(WBIR - KINGSTON) – The Environment Protection Agency (EPA) and Tennessee Valley Authority (TVA) announced they completed cleaning up the December 2008 coal ash spill at the Kingston Fossil Fuel plant.

Despite that completion, the company hired by TVA to clean up the spill is under federal investigation for a second time.

RELATED: TVA to pay Kingston coal ash spill victims $27.8M

Jacobs Engineering Group, Inc., workers filed three lawsuits against the company in the Sixth Circuit U.S. Court of Appeals because they claim the company lied about the danger of work cleaning up the spill.

FULL CASE: Greg Adkisson et al., v. Jacobs Engineering Group Inc.

Workers said the company did not warn or protect them from fly ash, which are the toxic, finer particles of coal ash.

This comes after Greg Adkisson, along with 48 other people, filed suit against Jacobs in the United States District Court for the Eastern District of Tennessee in August 2013. The suit also alleged Jacobs improperly protected them from toxic fly ash.

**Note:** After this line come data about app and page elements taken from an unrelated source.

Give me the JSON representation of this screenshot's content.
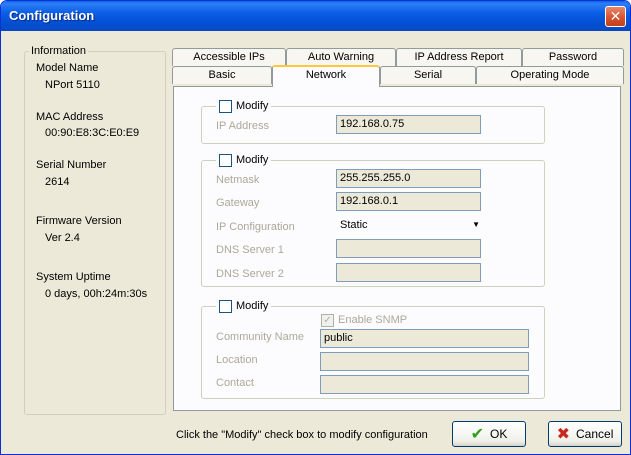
{
  "window": {
    "title": "Configuration",
    "close_glyph": "✕"
  },
  "info": {
    "group_title": "Information",
    "model_name_label": "Model Name",
    "model_name": "NPort 5110",
    "mac_label": "MAC Address",
    "mac": "00:90:E8:3C:E0:E9",
    "serial_label": "Serial Number",
    "serial": "2614",
    "firmware_label": "Firmware Version",
    "firmware": "Ver 2.4",
    "uptime_label": "System Uptime",
    "uptime": "0 days, 00h:24m:30s"
  },
  "tabs": {
    "row1": [
      "Accessible IPs",
      "Auto Warning",
      "IP Address Report",
      "Password"
    ],
    "row2": [
      "Basic",
      "Network",
      "Serial",
      "Operating Mode"
    ],
    "active": "Network"
  },
  "ip_section": {
    "modify_label": "Modify",
    "ip_address_label": "IP Address",
    "ip_address": "192.168.0.75"
  },
  "net_section": {
    "modify_label": "Modify",
    "netmask_label": "Netmask",
    "netmask": "255.255.255.0",
    "gateway_label": "Gateway",
    "gateway": "192.168.0.1",
    "ip_config_label": "IP Configuration",
    "ip_config": "Static",
    "dns1_label": "DNS Server 1",
    "dns1": "",
    "dns2_label": "DNS Server 2",
    "dns2": ""
  },
  "snmp_section": {
    "modify_label": "Modify",
    "enable_snmp_label": "Enable SNMP",
    "community_label": "Community Name",
    "community": "public",
    "location_label": "Location",
    "location": "",
    "contact_label": "Contact",
    "contact": ""
  },
  "footer": {
    "hint": "Click the \"Modify\" check box to modify configuration",
    "ok_label": "OK",
    "cancel_label": "Cancel"
  },
  "colors": {
    "title_bar": "#0550d6",
    "ok_icon": "#2e9e1a",
    "cancel_icon": "#c8281e",
    "tab_highlight": "#ffc83c"
  }
}
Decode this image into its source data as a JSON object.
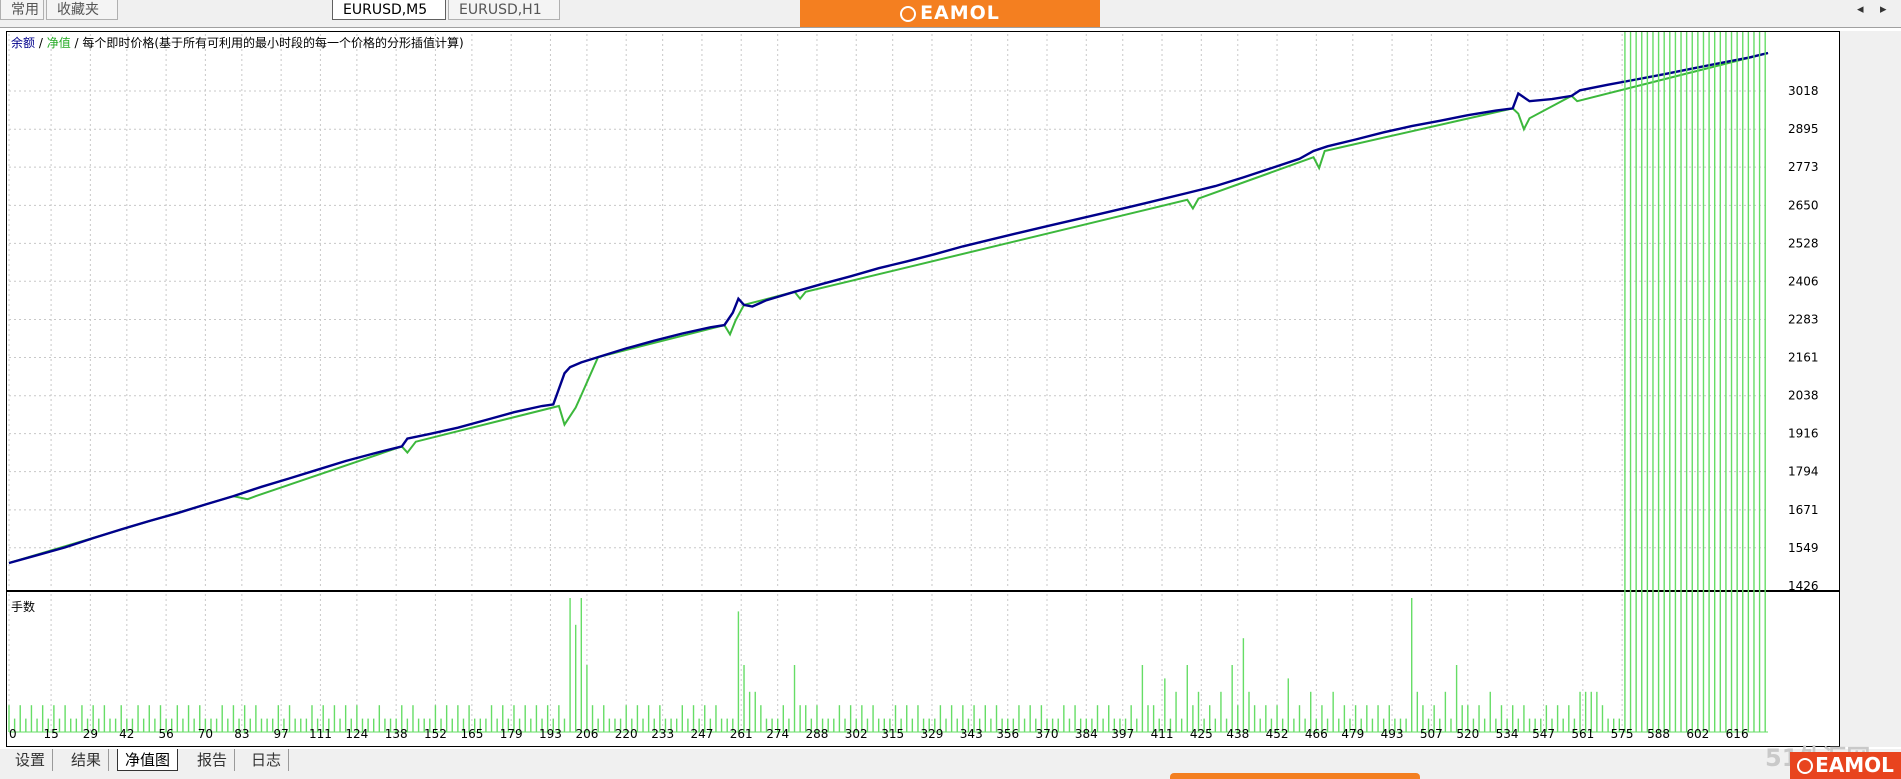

The suit alleged claims of outrageous conduct, battery, negligence, negligence per se, intentional and/or reckless failure to warn, reckless infliction of emotional distress, fraud, misrepresentation and fraudulent concealment, and strict liability for ultrahazardous or abnormally dangerous activity.

The Sixth Circuit U.S. Court of Appeals reversed Chief U.S. District Judge Thomas Varlan's previous decision to toss out three lawsuits involving the Jacobs Engineering Group Inc. workers and spouses without hearing any proof in the case.

PREVIOUS: VA Ash Spill measured in billions five years later

On Dec. 22, 2008, the wall of a huge storage pond broke at the Tennessee Valley Authority's Kingston Fossil Fuel power plant. The collapse of the earthen dike unleashed a tidal wave of more than one billion gallons of wet ash and sludge in Roane County, much of it falling directly into the Emory River and Clinch River.